Technically, the stimulus amended a series of sweeping tax cuts enacted in 2001 during the Bush administration. Obama has repeatedly said he does not expect Congress to cover the enormous cost of maintaining the Bush tax cuts past their 2010 expiration date. And because the stimulus provisions are now part of the Bush tax cuts, Congress shouldn't have to pay for them, either, White House budget documents say.
We find this move quite troubling. For one, any expansion of the Administration’s current policy baseline will drive up the deficit. As we wrote, today, the cost of continuing current policies -- such as renewing the 2001/2003 tax cuts, continuing to patch the AMT, and preventing cuts to physician payments – is already quite high. If not paid for, these three policies alone would add around $3 trillion to the deficit over the next decade.

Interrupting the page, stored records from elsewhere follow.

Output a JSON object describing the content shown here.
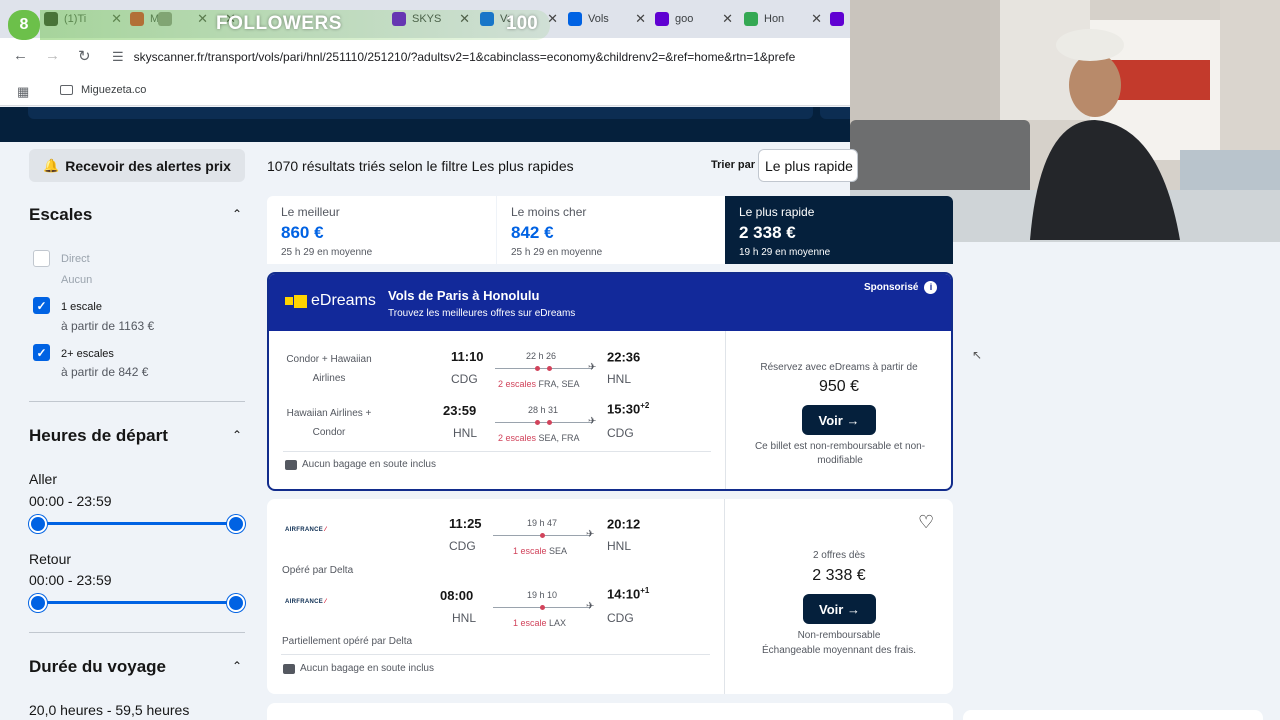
{
  "overlay": {
    "count": "8",
    "label": "FOLLOWERS",
    "goal": "100"
  },
  "browser": {
    "tabs": [
      {
        "label": "(1)Ti",
        "color": "#111111"
      },
      {
        "label": "M",
        "color": "#e62117"
      },
      {
        "label": "",
        "color": "#888888"
      },
      {
        "label": "SKYS",
        "color": "#6001d2"
      },
      {
        "label": "Vo",
        "color": "#0062e3"
      },
      {
        "label": "Vols",
        "color": "#0062e3"
      },
      {
        "label": "goo",
        "color": "#6001d2"
      },
      {
        "label": "Hon",
        "color": "#34a853"
      },
      {
        "label": "",
        "color": "#6001d2"
      }
    ],
    "url": "skyscanner.fr/transport/vols/pari/hnl/251110/251210/?adultsv2=1&cabinclass=economy&childrenv2=&ref=home&rtn=1&prefe",
    "bookmark": "Miguezeta.co"
  },
  "alert_button": "Recevoir des alertes prix",
  "results_text": "1070 résultats triés selon le filtre Les plus rapides",
  "sort": {
    "label": "Trier par",
    "value": "Le plus rapide"
  },
  "filters": {
    "stops": {
      "title": "Escales",
      "options": [
        {
          "label": "Direct",
          "sub": "Aucun",
          "checked": false
        },
        {
          "label": "1 escale",
          "sub": "à partir de 1163 €",
          "checked": true
        },
        {
          "label": "2+ escales",
          "sub": "à partir de 842 €",
          "checked": true
        }
      ]
    },
    "times": {
      "title": "Heures de départ",
      "outbound_label": "Aller",
      "outbound_range": "00:00 - 23:59",
      "return_label": "Retour",
      "return_range": "00:00 - 23:59"
    },
    "duration": {
      "title": "Durée du voyage",
      "range": "20,0 heures - 59,5 heures"
    }
  },
  "summary": [
    {
      "title": "Le meilleur",
      "price": "860 €",
      "duration": "25 h 29 en moyenne"
    },
    {
      "title": "Le moins cher",
      "price": "842 €",
      "duration": "25 h 29 en moyenne"
    },
    {
      "title": "Le plus rapide",
      "price": "2 338 €",
      "duration": "19 h 29 en moyenne"
    }
  ],
  "sponsored": {
    "brand": "eDreams",
    "title": "Vols de Paris à Honolulu",
    "subtitle": "Trouvez les meilleures offres sur eDreams",
    "badge": "Sponsorisé",
    "legs": [
      {
        "airline": "Condor + Hawaiian Airlines",
        "dep_time": "11:10",
        "dep": "CDG",
        "duration": "22 h 26",
        "stops": "2 escales",
        "via": "FRA, SEA",
        "arr_time": "22:36",
        "arr_plus": "",
        "arr": "HNL"
      },
      {
        "airline": "Hawaiian Airlines + Condor",
        "dep_time": "23:59",
        "dep": "HNL",
        "duration": "28 h 31",
        "stops": "2 escales",
        "via": "SEA, FRA",
        "arr_time": "15:30",
        "arr_plus": "+2",
        "arr": "CDG"
      }
    ],
    "baggage": "Aucun bagage en soute inclus",
    "price_caption": "Réservez avec eDreams à partir de",
    "price": "950 €",
    "button": "Voir →",
    "note": "Ce billet est non-remboursable et non-modifiable"
  },
  "result1": {
    "airline": "AIRFRANCE",
    "legs": [
      {
        "dep_time": "11:25",
        "dep": "CDG",
        "duration": "19 h 47",
        "stops": "1 escale",
        "via": "SEA",
        "arr_time": "20:12",
        "arr_plus": "",
        "arr": "HNL",
        "operated": "Opéré par Delta"
      },
      {
        "dep_time": "08:00",
        "dep": "HNL",
        "duration": "19 h 10",
        "stops": "1 escale",
        "via": "LAX",
        "arr_time": "14:10",
        "arr_plus": "+1",
        "arr": "CDG",
        "operated": "Partiellement opéré par Delta"
      }
    ],
    "baggage": "Aucun bagage en soute inclus",
    "offers": "2 offres dès",
    "price": "2 338 €",
    "button": "Voir →",
    "note1": "Non-remboursable",
    "note2": "Échangeable moyennant des frais."
  }
}
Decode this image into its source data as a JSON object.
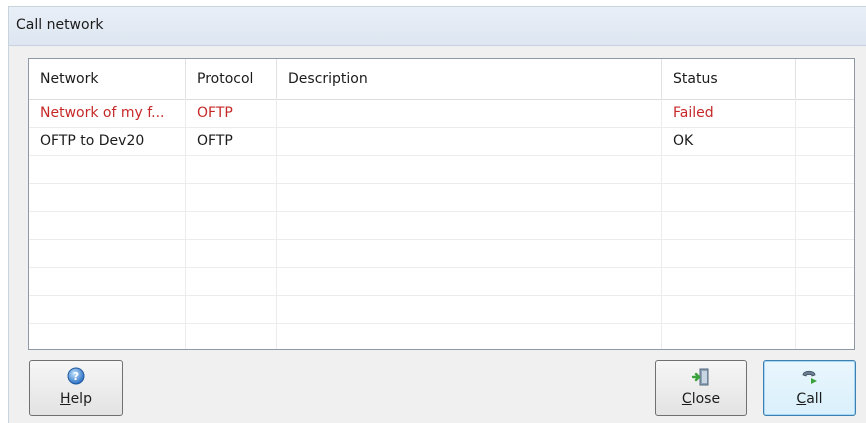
{
  "window": {
    "title": "Call network"
  },
  "table": {
    "columns": [
      "Network",
      "Protocol",
      "Description",
      "Status"
    ],
    "rows": [
      {
        "network": "Network of my f...",
        "protocol": "OFTP",
        "description": "",
        "status": "Failed",
        "state": "error"
      },
      {
        "network": "OFTP to Dev20",
        "protocol": "OFTP",
        "description": "",
        "status": "OK",
        "state": "ok"
      }
    ]
  },
  "buttons": {
    "help": {
      "label": "Help",
      "icon": "help-icon"
    },
    "close": {
      "label": "Close",
      "icon": "exit-icon"
    },
    "call": {
      "label": "Call",
      "icon": "phone-icon"
    }
  },
  "colors": {
    "error": "#c62828",
    "title_bar": "#e3eaf3",
    "default_button_border": "#3c7fb1"
  }
}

It is for this reason that we oppose these exemptions. The Administration has argued for them, though, on the basis that they are already a part of current policy. The same cannot be said for the child tax credit or EITC expansion. Both were passed as part of an explicitly temporary economic stimulus bill. At the time, we warned about putting permanent measures in the stimulus, since it could greatly exacerbate our long-term fiscal gap. The administration has gone one step further by actually including some of the measures in the baseline.
CRFB President Maya MacGuineas was quoted in the Post explaining:

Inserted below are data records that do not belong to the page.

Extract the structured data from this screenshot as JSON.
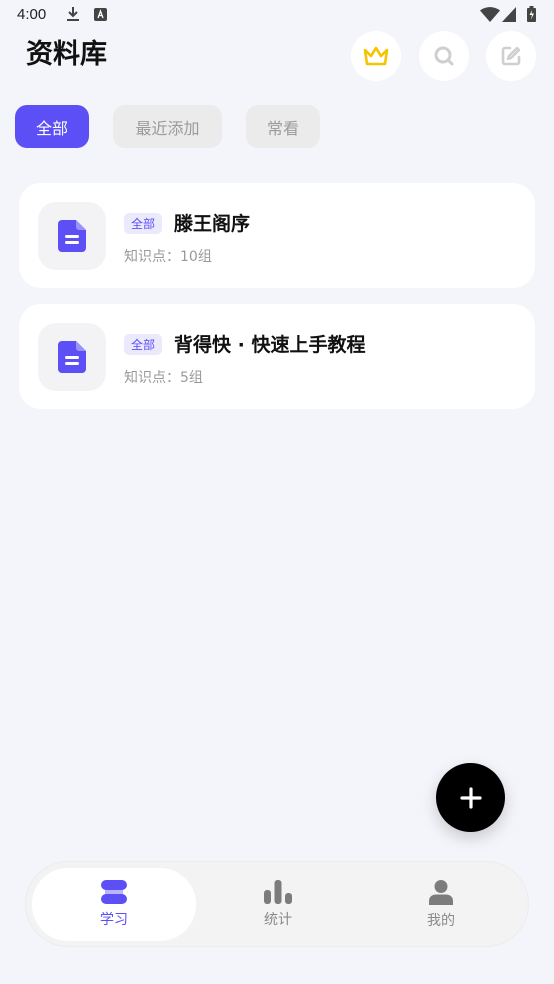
{
  "status_bar": {
    "time": "4:00"
  },
  "header": {
    "title": "资料库"
  },
  "filters": [
    {
      "label": "全部",
      "active": true
    },
    {
      "label": "最近添加",
      "active": false
    },
    {
      "label": "常看",
      "active": false
    }
  ],
  "cards": [
    {
      "tag": "全部",
      "title": "滕王阁序",
      "subtitle": "知识点：10组"
    },
    {
      "tag": "全部",
      "title": "背得快 · 快速上手教程",
      "subtitle": "知识点：5组"
    }
  ],
  "bottom_nav": [
    {
      "label": "学习",
      "icon": "study-icon",
      "active": true
    },
    {
      "label": "统计",
      "icon": "stats-icon",
      "active": false
    },
    {
      "label": "我的",
      "icon": "profile-icon",
      "active": false
    }
  ],
  "colors": {
    "accent": "#5b4ff5",
    "crown": "#f5c400",
    "background": "#f4f5fa"
  }
}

Certainly, when the stimulus discussion was going on, we were very worried there was going to be some kind of bait-and-switch to make the tax cuts permanent. This is a dead-of-night move to very technically slip them into the baseline and have no discussion about whether the country can afford to make these tax cuts permanent without offsetting the costs.
We don’t oppose expanding the EITC or child tax credit, and don’t believe either is bad policy in and of itself. However, any effort to do so must be debated openly, then financed through offsetting tax increases or spending cuts. Not assumed into law through a hidden footnote in an OMB document.